_Exercise instructions_
Go through the material below and copy all lines with "title".
[Start of section]
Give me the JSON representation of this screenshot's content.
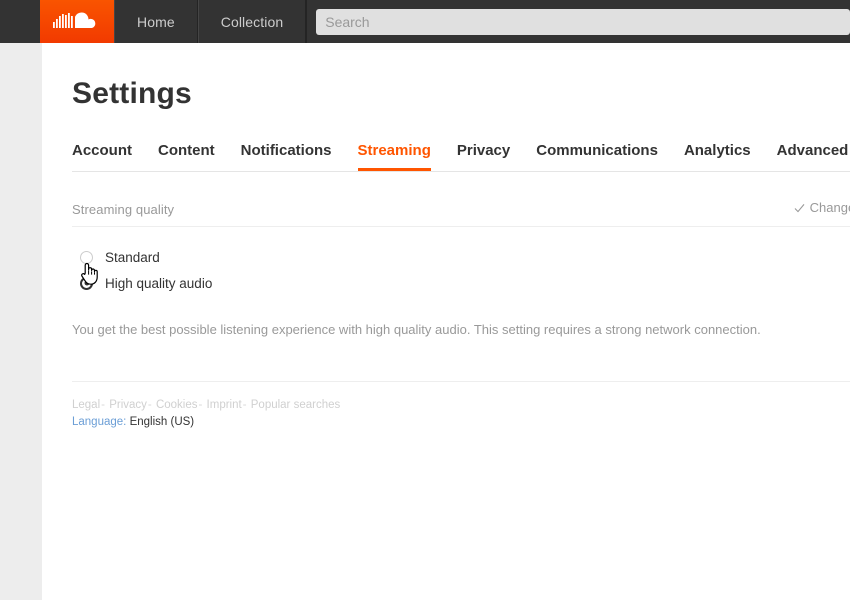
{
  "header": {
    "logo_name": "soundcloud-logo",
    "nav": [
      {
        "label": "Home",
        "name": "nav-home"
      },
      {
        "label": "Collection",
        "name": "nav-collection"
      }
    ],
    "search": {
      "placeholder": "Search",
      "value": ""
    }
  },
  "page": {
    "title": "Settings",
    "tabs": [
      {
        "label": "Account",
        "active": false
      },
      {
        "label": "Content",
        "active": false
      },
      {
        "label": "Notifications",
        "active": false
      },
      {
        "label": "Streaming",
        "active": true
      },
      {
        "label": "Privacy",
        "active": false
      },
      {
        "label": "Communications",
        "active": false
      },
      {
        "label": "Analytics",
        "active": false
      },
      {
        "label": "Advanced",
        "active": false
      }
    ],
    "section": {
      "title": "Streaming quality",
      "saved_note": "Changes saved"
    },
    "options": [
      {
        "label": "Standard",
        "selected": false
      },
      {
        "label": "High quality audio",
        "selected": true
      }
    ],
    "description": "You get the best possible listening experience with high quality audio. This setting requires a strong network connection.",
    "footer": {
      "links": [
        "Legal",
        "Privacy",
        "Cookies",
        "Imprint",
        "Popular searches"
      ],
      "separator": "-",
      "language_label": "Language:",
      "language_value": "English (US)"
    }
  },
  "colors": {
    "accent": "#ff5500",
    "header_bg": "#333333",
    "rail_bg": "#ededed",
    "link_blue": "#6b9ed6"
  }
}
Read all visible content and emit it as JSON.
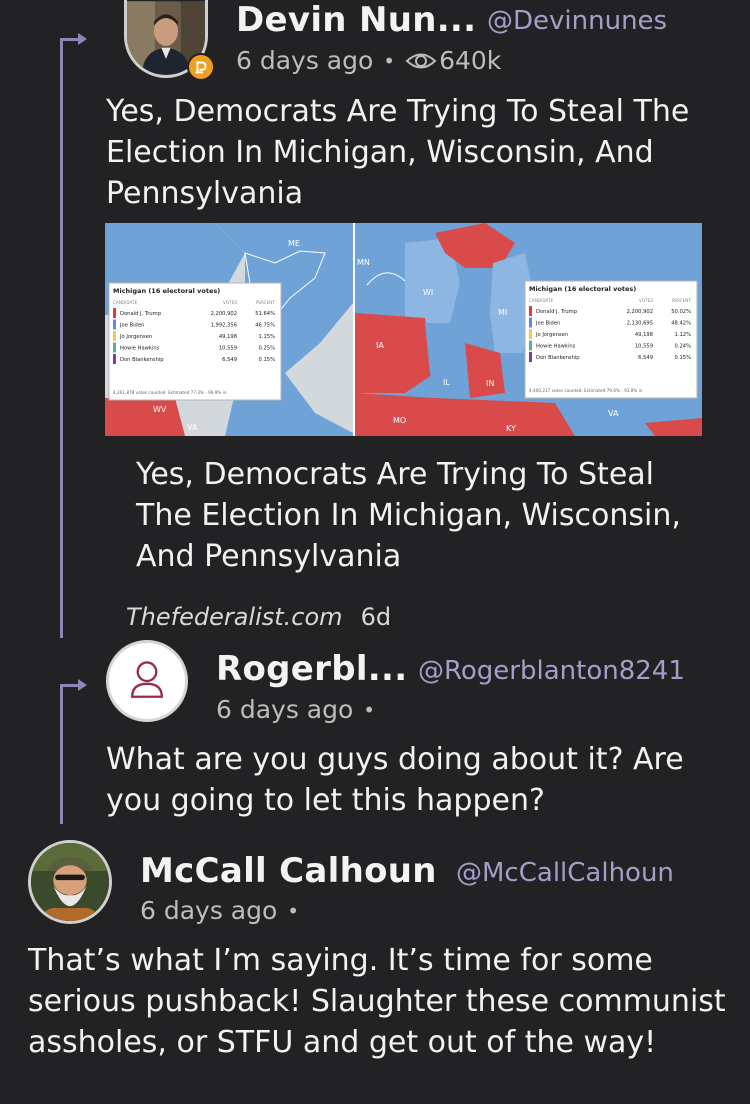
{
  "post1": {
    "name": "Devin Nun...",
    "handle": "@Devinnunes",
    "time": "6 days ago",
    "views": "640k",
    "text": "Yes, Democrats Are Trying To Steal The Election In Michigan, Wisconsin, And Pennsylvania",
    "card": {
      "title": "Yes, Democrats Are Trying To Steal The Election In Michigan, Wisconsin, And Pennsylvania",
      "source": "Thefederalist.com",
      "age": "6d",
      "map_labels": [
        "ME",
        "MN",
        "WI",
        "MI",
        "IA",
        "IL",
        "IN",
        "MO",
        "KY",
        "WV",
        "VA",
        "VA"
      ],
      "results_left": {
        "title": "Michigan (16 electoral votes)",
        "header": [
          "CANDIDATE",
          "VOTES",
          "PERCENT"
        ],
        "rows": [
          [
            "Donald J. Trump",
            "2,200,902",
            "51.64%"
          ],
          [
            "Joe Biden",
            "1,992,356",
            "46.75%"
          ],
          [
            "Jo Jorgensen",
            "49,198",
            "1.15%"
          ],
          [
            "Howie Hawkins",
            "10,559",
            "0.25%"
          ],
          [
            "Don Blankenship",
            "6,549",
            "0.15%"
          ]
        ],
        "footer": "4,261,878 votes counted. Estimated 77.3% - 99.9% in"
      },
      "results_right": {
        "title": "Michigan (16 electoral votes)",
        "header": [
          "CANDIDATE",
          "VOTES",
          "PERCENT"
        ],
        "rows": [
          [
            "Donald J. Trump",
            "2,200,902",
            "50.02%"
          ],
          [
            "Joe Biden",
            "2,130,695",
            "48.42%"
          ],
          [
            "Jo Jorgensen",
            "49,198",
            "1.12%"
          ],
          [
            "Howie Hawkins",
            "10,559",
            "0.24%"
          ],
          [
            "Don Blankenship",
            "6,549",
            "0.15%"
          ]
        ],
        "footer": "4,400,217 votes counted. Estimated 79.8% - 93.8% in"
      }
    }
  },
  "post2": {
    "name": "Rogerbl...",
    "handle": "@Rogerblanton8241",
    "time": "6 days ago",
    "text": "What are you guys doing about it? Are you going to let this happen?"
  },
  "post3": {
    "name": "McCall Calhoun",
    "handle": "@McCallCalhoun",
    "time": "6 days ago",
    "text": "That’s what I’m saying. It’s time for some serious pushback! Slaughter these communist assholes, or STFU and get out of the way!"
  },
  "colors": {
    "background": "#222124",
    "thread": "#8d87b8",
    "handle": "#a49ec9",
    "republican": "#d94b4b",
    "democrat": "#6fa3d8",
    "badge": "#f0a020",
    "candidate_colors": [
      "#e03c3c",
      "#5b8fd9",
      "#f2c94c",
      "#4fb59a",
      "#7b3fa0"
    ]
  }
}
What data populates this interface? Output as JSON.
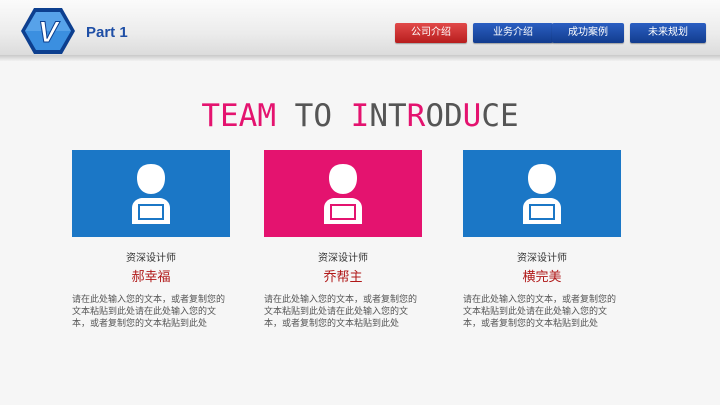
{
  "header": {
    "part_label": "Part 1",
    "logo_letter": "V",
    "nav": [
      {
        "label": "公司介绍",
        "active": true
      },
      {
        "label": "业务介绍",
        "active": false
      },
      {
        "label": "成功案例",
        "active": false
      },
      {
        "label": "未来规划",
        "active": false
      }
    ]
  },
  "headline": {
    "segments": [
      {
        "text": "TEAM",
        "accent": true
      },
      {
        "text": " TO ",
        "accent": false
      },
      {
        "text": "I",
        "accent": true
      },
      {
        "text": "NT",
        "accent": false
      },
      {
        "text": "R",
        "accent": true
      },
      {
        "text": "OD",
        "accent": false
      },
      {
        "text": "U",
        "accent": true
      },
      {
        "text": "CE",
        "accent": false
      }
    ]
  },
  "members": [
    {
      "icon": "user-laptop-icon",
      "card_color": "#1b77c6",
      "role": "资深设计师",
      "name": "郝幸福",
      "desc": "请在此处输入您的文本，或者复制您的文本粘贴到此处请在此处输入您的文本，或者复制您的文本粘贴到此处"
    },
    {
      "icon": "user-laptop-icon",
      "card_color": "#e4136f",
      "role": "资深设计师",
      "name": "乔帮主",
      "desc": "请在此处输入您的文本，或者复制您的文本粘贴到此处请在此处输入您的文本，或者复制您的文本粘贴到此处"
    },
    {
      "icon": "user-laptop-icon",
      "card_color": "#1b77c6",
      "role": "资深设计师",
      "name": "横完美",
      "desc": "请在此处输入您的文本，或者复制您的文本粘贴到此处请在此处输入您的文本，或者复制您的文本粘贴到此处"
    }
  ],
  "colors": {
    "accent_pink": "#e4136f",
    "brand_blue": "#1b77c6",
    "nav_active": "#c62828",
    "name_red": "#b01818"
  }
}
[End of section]
_Exercise solution_
    "title": "Settings",
      "title": "Streaming quality",
      "title": "Yes, Democrats Are Trying To Steal The Election In Michigan, Wisconsin, And Pennsylvania",
        "title": "Michigan (16 electoral votes)",
        "title": "Michigan (16 electoral votes)",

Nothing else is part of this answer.